Thomas Ross Bond was born September 16, 1926 in Dallas, Texas. Bond was best known for his work as a child actor in the Our Gang (Little Rascals) comedies, and also for being the first actor to portray the role of "Superman's pal" Jimmy Olsen on screen.
Bond got his start at the age of five when a talent scout for Hal Roach studios approached the lad as he was leaving a Dallas cinema with his mother. The scout asked him if he would like to act in films because he "had a great face" and set up an appointment with Hal Roach in Los Angeles. Hal Roach was gathering new talent for his popular Our Gang comedies. Bond's grandmother Jane Quin Sauter volunteered to drive the boy to L.A. by motor car. The year was 1931, in the depth of the Great Depression. It proved to be a grueling journey, punctuated by flash floods and encounters with tarantulas, on mostly dirt roads from Dallas to L.A.

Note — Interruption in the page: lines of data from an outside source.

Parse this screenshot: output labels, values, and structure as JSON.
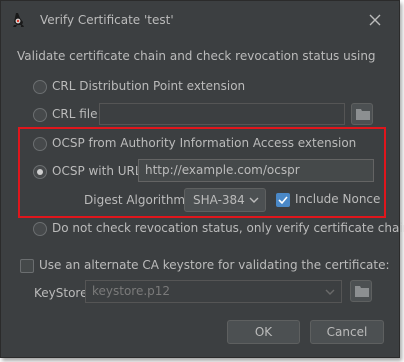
{
  "window": {
    "title": "Verify Certificate 'test'"
  },
  "group": {
    "label": "Validate certificate chain and check revocation status using"
  },
  "options": {
    "crl_dp": {
      "label": "CRL Distribution Point extension"
    },
    "crl_file": {
      "label": "CRL file",
      "value": ""
    },
    "ocsp_aia": {
      "label": "OCSP from Authority Information Access extension"
    },
    "ocsp_url": {
      "label": "OCSP with URL",
      "value": "http://example.com/ocspr"
    },
    "digest": {
      "label": "Digest Algorithm:",
      "selected": "SHA-384"
    },
    "nonce": {
      "label": "Include Nonce",
      "checked": true
    },
    "no_check": {
      "label": "Do not check revocation status, only verify certificate chain"
    }
  },
  "keystore": {
    "alternate_label": "Use an alternate CA keystore for validating the certificate:",
    "alternate_checked": false,
    "label": "KeyStore:",
    "value": "keystore.p12"
  },
  "buttons": {
    "ok": "OK",
    "cancel": "Cancel"
  },
  "colors": {
    "background": "#3c3f41",
    "text": "#bbbbbb",
    "highlight_border": "#e0161c",
    "checkbox_accent": "#4a88c7"
  },
  "icons": {
    "app": "duke-icon",
    "close": "close-icon",
    "browse": "folder-icon",
    "dropdown": "chevron-down-icon"
  }
}
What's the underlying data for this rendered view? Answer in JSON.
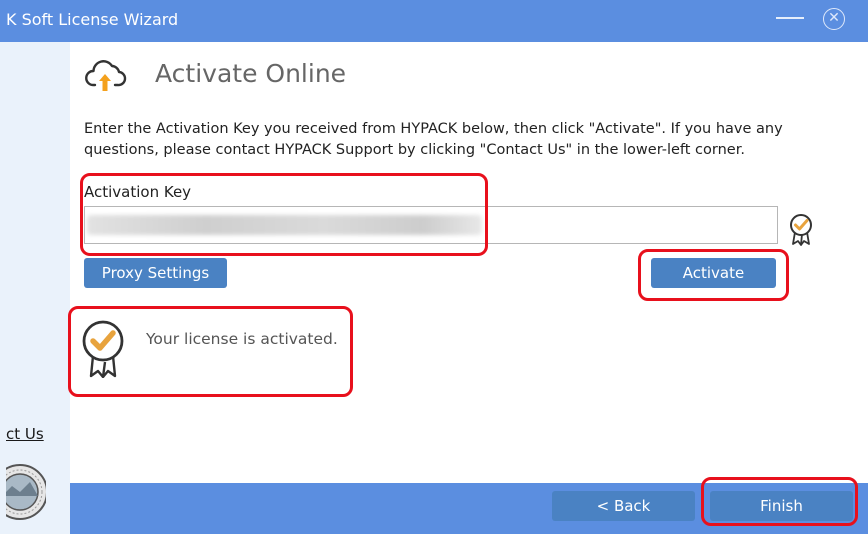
{
  "window": {
    "title": "K Soft License Wizard"
  },
  "page": {
    "heading": "Activate Online",
    "description": "Enter the Activation Key you received from HYPACK below, then click \"Activate\". If you have any questions, please contact HYPACK Support by clicking \"Contact Us\" in the lower-left corner."
  },
  "activation": {
    "label": "Activation Key"
  },
  "buttons": {
    "proxy": "Proxy Settings",
    "activate": "Activate",
    "back": "< Back",
    "finish": "Finish"
  },
  "status": {
    "message": "Your license is activated."
  },
  "sidebar": {
    "contact": "ct Us"
  },
  "colors": {
    "accent": "#5b8ee0",
    "button": "#4a82c3",
    "highlight": "#e8101c",
    "badge": "#e8a33d"
  }
}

Bond was most notable for appearing in Roach's Our Gang short subjects series (later broadcast on television as The Little Rascals). From 1932 to 1934, he appeared in the series under his own name as a supporting character. He returned to Our Gang in 1937 as a bully character, named Butch, who always competed with Carl "Alfalfa" Switzer for Darla Hood's affections. Bond appeared in twenty-seven Our Gang shorts (twelve shorts as "Tommy," and fourteen shorts as "Butch") before leaving the series for good in late 1940.
While an Our Ganger, Bond appeared in a number of outside films, such as those featuring fellow Hal Roach Studios comedians Charley Chase and Laurel and Hardy. He also worked as a voice actor, most notably as the voice of "Owl Jolson" in Tex Avery's 1936 Looney Tunes cartoon, I Love to Singa.
After serving in the U.S. Navy during World War II, Bond returned to acting ,and appeared in a handful of East Side Kids, and Gas House Kids features alongside former on-screen rival Carl Switzer. In the late 1940s, Bond became the first actor to portray cub news photographer Jimmy Olsen in two Superman film serials, Superman (1948) and Atom Man vs. Superman (1950). He also appeared as Joey Pepper in several installments of the Five Little Peppers serial.
In 1951, Bond graduated from college and quit acting to stay in show business on the other side of the camera in television directing and production, and worked with individuals such as Norman Lear, George Schlatter, and many others. Bond retired from television in 1991. In his latter years he lived in the Fresno and Madera Ranchos area, and served as a spokesman for a number of Our Gang-related materials. Bond published his autobiography, Darn Right It's Butch: Memories of Our Gang/The Little Rascals, with the help of Fresno teacher, film historian and co-author Ron Genini, in 1994. Tommy and his son, Thomas R. Bond II "Butch, Jr.", who is a film and television producer, worked with his father in their family production company, the American Mutoscope and Biograph Company. Bond also hosted "The Rascals," a documentary on the life and times of the Little Rascals.
Throughout his lifetime, Bond appeared in over 73 films, was a charter member of the Screen Actors Guild, joining in 1937, and worked with many Hollywood stars in the years of 1933 to 1951, including James Stewart, Eleanor Powell, Ray Bolger, Frank Morgan, and Eddie Cantor among many others.
Even though Bond had a career that spanned over 65 years he never received his star on the Hollywood Walk of Fame.
In 2004 a monument was dedicated on Hollywood and Vine commemorating the first movie made in Hollywood, made by Bond's company, American Mutoscope and Biograph Company. Less than a year later, the 2.8 ton monument was stolen in April, 2005. Bond felt because of the monument's size, it had to have been an "inside job." Bond was so upset, he swore that the company would never shoot any project in the district of Hollywood. Quoting Bond "The Hollywood I grew up in used to be a wonderful and magical place, with great folks. Now it is somewhere I would never want to be."
Tommy Bond, Sr. died on September 24, 2005 due to complications from heart disease in Los Angeles, California. Bond died just eight days after his 79th birthday. He is buried at Riverside National Cemetery in Riverside, Calif.
Bond's legacy to his fans around the world will live on, and his dedicated work in the entertainment industry has earned him great respect and admiration among his peers and the public.